Records excerpted from a collection
:::
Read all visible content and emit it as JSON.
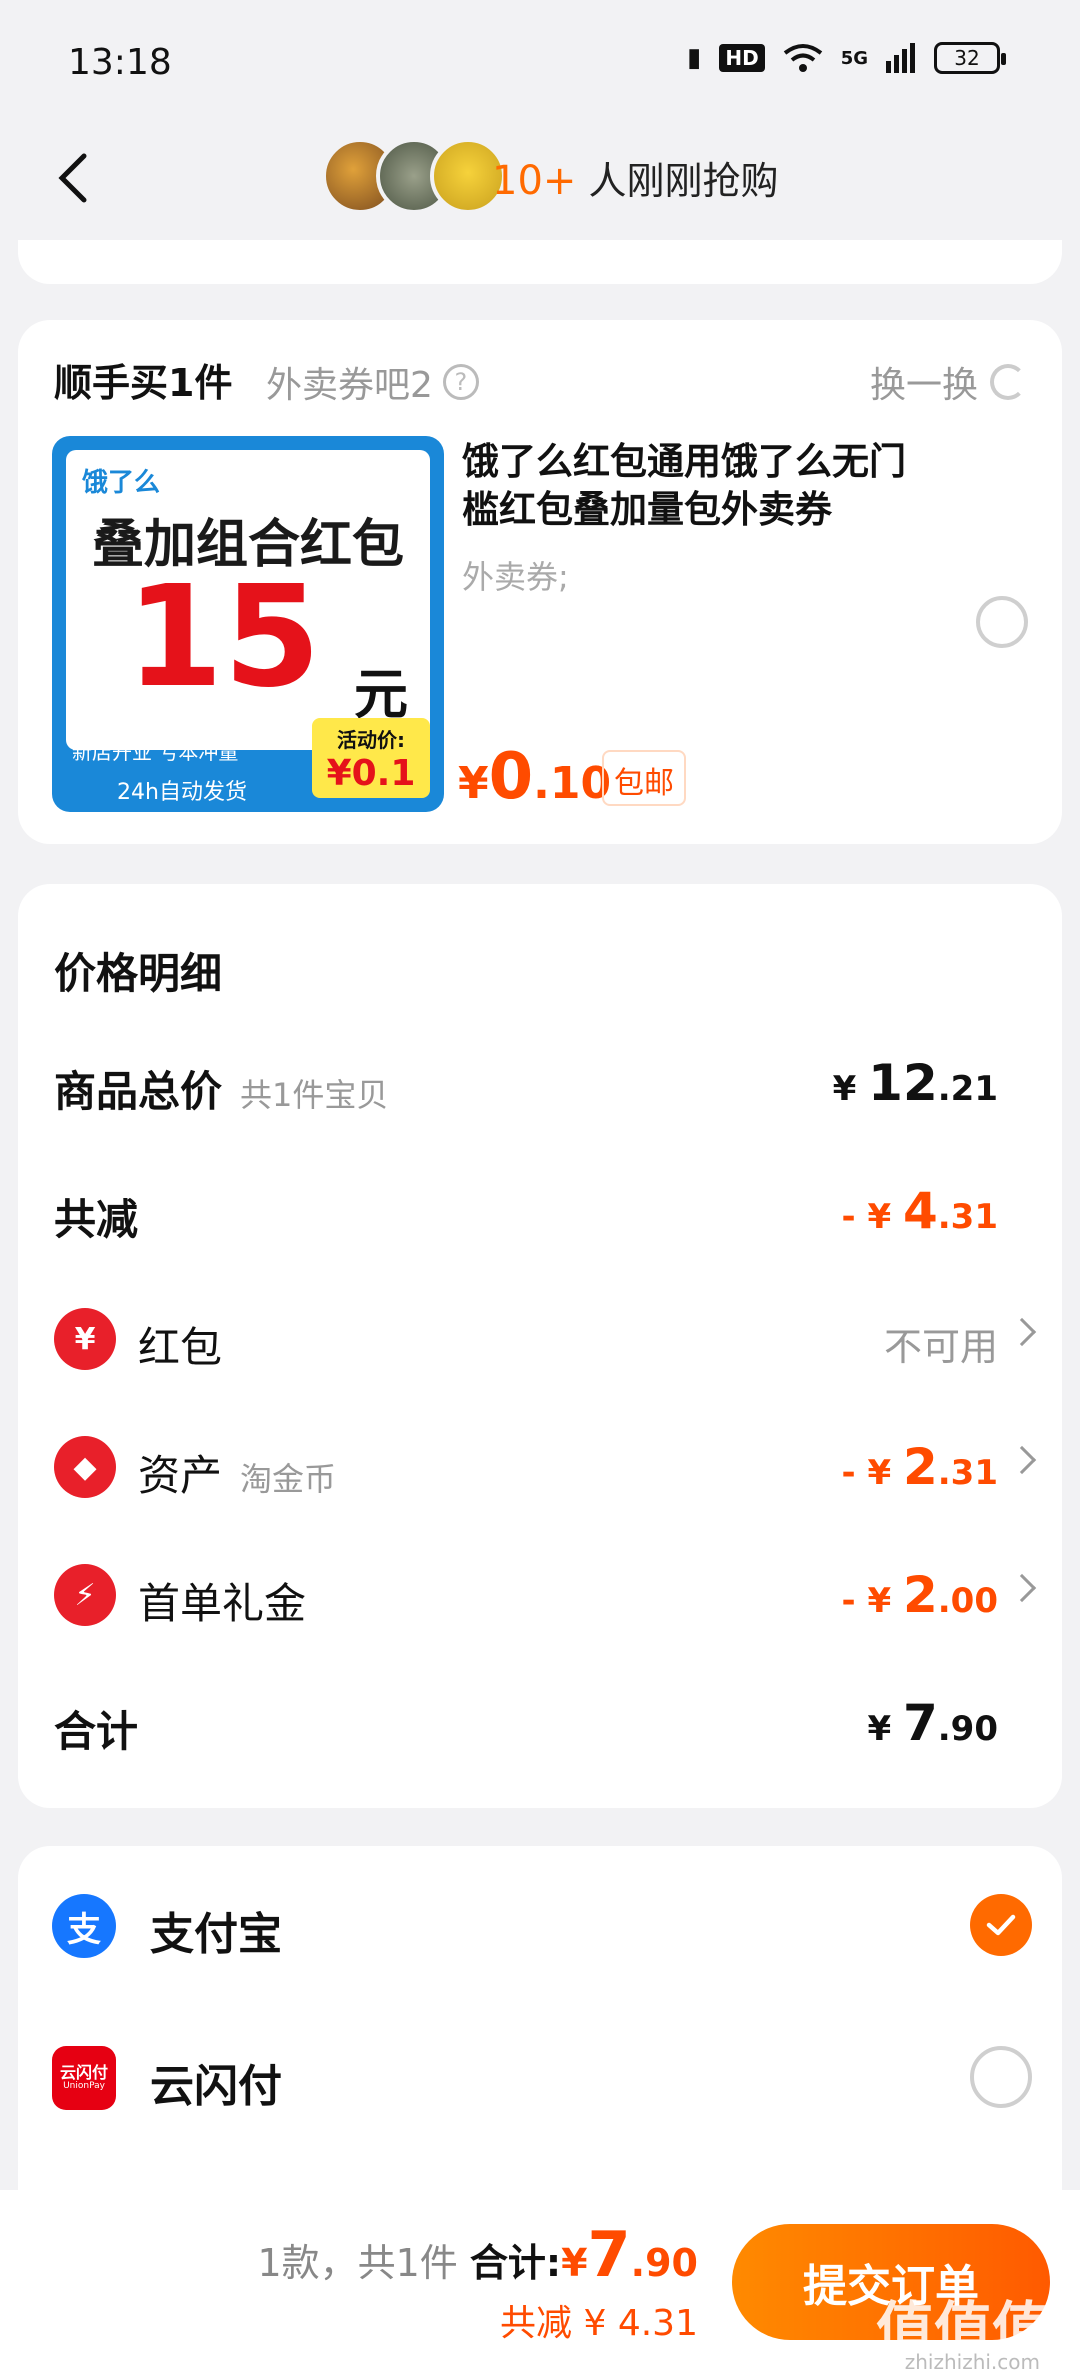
{
  "status_bar": {
    "time": "13:18",
    "network": "5G",
    "hd": "HD",
    "battery": "32"
  },
  "nav": {
    "buyers_count": "10+",
    "buyers_text": " 人刚刚抢购"
  },
  "addon": {
    "title": "顺手买1件",
    "subtitle": "外卖券吧2",
    "help_icon": "?",
    "refresh_label": "换一换",
    "image": {
      "brand": "饿了么",
      "headline": "叠加组合红包",
      "amount": "15",
      "unit": "元",
      "tags": "新店开业  亏本冲量",
      "ship": "24h自动发货",
      "act_label": "活动价:",
      "act_price": "¥0.1"
    },
    "product_name": "饿了么红包通用饿了么无门槛红包叠加量包外卖券",
    "category": "外卖券;",
    "price_symbol": "¥",
    "price_int": "0",
    "price_dec": ".10",
    "free_shipping": "包邮"
  },
  "price_detail": {
    "title": "价格明细",
    "goods_total": {
      "label": "商品总价",
      "sub": "共1件宝贝",
      "sym": "¥ ",
      "int": "12",
      "dec": ".21"
    },
    "total_less": {
      "label": "共减",
      "sym": "- ¥ ",
      "int": "4",
      "dec": ".31"
    },
    "red_packet": {
      "icon": "¥",
      "label": "红包",
      "value": "不可用"
    },
    "asset": {
      "icon": "◆",
      "label": "资产",
      "sub": "淘金币",
      "sym": "- ¥ ",
      "int": "2",
      "dec": ".31"
    },
    "first_order": {
      "icon": "⚡",
      "label": "首单礼金",
      "sym": "- ¥ ",
      "int": "2",
      "dec": ".00"
    },
    "total": {
      "label": "合计",
      "sym": "¥ ",
      "int": "7",
      "dec": ".90"
    }
  },
  "payment": {
    "alipay": {
      "icon": "支",
      "label": "支付宝",
      "selected": true
    },
    "unionpay": {
      "icon_top": "云闪付",
      "icon_bottom": "UnionPay",
      "label": "云闪付",
      "selected": false
    }
  },
  "bottom": {
    "count_text": "1款，共1件 ",
    "sum_label": "合计:",
    "sym": "¥",
    "int": "7",
    "dec": ".90",
    "less_text": "共减 ¥ 4.31",
    "submit_label": "提交订单"
  },
  "watermark": {
    "main": "值值值",
    "sub": "zhizhizhi.com"
  },
  "colors": {
    "accent": "#ff6a00",
    "price": "#ff4b00",
    "alipay": "#1677ff",
    "unionpay": "#e60012"
  }
}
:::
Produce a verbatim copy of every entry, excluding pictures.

Read all visible content and emit it as JSON.
{
  "status_bar": {
    "time": "13:18",
    "network": "5G",
    "hd": "HD",
    "battery": "32"
  },
  "nav": {
    "buyers_count": "10+",
    "buyers_text": " 人刚刚抢购"
  },
  "addon": {
    "title": "顺手买1件",
    "subtitle": "外卖券吧2",
    "help_icon": "?",
    "refresh_label": "换一换",
    "image": {
      "brand": "饿了么",
      "headline": "叠加组合红包",
      "amount": "15",
      "unit": "元",
      "tags": "新店开业  亏本冲量",
      "ship": "24h自动发货",
      "act_label": "活动价:",
      "act_price": "¥0.1"
    },
    "product_name": "饿了么红包通用饿了么无门槛红包叠加量包外卖券",
    "category": "外卖券;",
    "price_symbol": "¥",
    "price_int": "0",
    "price_dec": ".10",
    "free_shipping": "包邮"
  },
  "price_detail": {
    "title": "价格明细",
    "goods_total": {
      "label": "商品总价",
      "sub": "共1件宝贝",
      "sym": "¥ ",
      "int": "12",
      "dec": ".21"
    },
    "total_less": {
      "label": "共减",
      "sym": "- ¥ ",
      "int": "4",
      "dec": ".31"
    },
    "red_packet": {
      "icon": "¥",
      "label": "红包",
      "value": "不可用"
    },
    "asset": {
      "icon": "◆",
      "label": "资产",
      "sub": "淘金币",
      "sym": "- ¥ ",
      "int": "2",
      "dec": ".31"
    },
    "first_order": {
      "icon": "⚡",
      "label": "首单礼金",
      "sym": "- ¥ ",
      "int": "2",
      "dec": ".00"
    },
    "total": {
      "label": "合计",
      "sym": "¥ ",
      "int": "7",
      "dec": ".90"
    }
  },
  "payment": {
    "alipay": {
      "icon": "支",
      "label": "支付宝",
      "selected": true
    },
    "unionpay": {
      "icon_top": "云闪付",
      "icon_bottom": "UnionPay",
      "label": "云闪付",
      "selected": false
    }
  },
  "bottom": {
    "count_text": "1款，共1件 ",
    "sum_label": "合计:",
    "sym": "¥",
    "int": "7",
    "dec": ".90",
    "less_text": "共减 ¥ 4.31",
    "submit_label": "提交订单"
  },
  "watermark": {
    "main": "值值值",
    "sub": "zhizhizhi.com"
  },
  "colors": {
    "accent": "#ff6a00",
    "price": "#ff4b00",
    "alipay": "#1677ff",
    "unionpay": "#e60012"
  }
}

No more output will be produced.